UFC 249 will be a sanctioned event after all, according to The Association of Boxing Commission and Combative Sports.
On Tuesday, the ABC released a statement to The MMA Report in regards to UFC 249 reportedly taking place on tribal land at Tachi Palace Resort Casino, expressing the board of directors’ concerns about the event taking place during the ongoing COVID-19 pandemic.
In addition, the statement revealed that the event would be considered non-sanctioned.
“The ABC concurs with the Association of Ringside Physicians that it’s a very trying time for the entire world,” the statement reads. “Fighter safety is paramount. If the fight occurs, it will be considered a non-sanctioned event since a state/tribal commission will not be present.”
MMA Fighting contacted ABC president Brian Dunn on Thursday to follow up on where things currently stand. After further conversations with the UFC, Dunn revealed that the event will be listed as a sanctioned event after all.
“After speaking with UFC officials, the ABC board of directors determined this event could be listed as sanctioned,” Dunn told MMA Fighting. “When the UFC does international events, they regulate themselves using Nevada Athletic Commission inspectors, and this event on sovereign land is no different.”
Because the event will be be listed as sanctioned, Dunn confirmed that “there will be no sanctions imposed by the ABC for any athletes or officials involved in the event.” He also stated that UFC officials offered to share the additional medical testing done for the athletes.
“I was told that in addition to all usual medical testing requirements, they would screen everyone for COVID-19, have additional doctors and had made pre-arrangements with the nearest hospital to assure the immediate treatment of injured athletes.”
On Monday, UFC president Dana White confirmed that wherever UFC 249 takes place— which all signs point to Tachi Palace in California— the promotion will hold weekly events from April 18 through the “next two months.” In addition, White said that he is in negotiations to secure a private island to host events featuring international fighters who can’t travel to the U.S.
When asked about if subsequent events would be deemed sanctioned, Dunn confirmed that they would — including the international cards.

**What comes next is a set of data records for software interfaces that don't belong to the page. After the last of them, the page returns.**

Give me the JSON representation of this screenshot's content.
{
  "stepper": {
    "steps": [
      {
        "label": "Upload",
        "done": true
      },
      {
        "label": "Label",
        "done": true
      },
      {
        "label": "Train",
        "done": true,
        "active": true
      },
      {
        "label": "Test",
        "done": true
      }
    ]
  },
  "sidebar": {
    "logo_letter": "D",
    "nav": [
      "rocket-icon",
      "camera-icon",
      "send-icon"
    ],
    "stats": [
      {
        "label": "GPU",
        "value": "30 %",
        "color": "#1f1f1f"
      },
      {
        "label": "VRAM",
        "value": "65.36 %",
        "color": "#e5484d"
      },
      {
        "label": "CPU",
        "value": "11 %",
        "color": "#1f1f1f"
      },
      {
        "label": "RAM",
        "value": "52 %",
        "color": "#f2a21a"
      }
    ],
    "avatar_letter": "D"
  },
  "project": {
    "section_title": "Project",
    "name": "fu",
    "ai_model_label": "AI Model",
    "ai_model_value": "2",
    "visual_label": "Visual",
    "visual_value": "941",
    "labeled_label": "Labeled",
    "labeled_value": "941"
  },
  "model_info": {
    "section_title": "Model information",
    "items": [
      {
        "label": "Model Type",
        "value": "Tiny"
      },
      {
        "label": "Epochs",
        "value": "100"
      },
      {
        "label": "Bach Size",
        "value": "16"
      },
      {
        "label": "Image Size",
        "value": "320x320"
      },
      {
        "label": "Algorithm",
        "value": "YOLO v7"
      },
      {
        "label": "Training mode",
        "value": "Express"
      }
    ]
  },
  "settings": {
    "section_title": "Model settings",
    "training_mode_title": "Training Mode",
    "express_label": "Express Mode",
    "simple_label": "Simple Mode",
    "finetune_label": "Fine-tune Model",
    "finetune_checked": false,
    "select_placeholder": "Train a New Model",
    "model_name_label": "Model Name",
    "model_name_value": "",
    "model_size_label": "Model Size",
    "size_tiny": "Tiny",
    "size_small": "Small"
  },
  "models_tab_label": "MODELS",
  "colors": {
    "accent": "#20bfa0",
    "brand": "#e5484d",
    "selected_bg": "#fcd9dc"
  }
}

“If the UFC continues to properly regulate future events, which I am sure they will, future events will be treated the same,” Dunn explained. “We would treat events held on mystery islands the same as well.”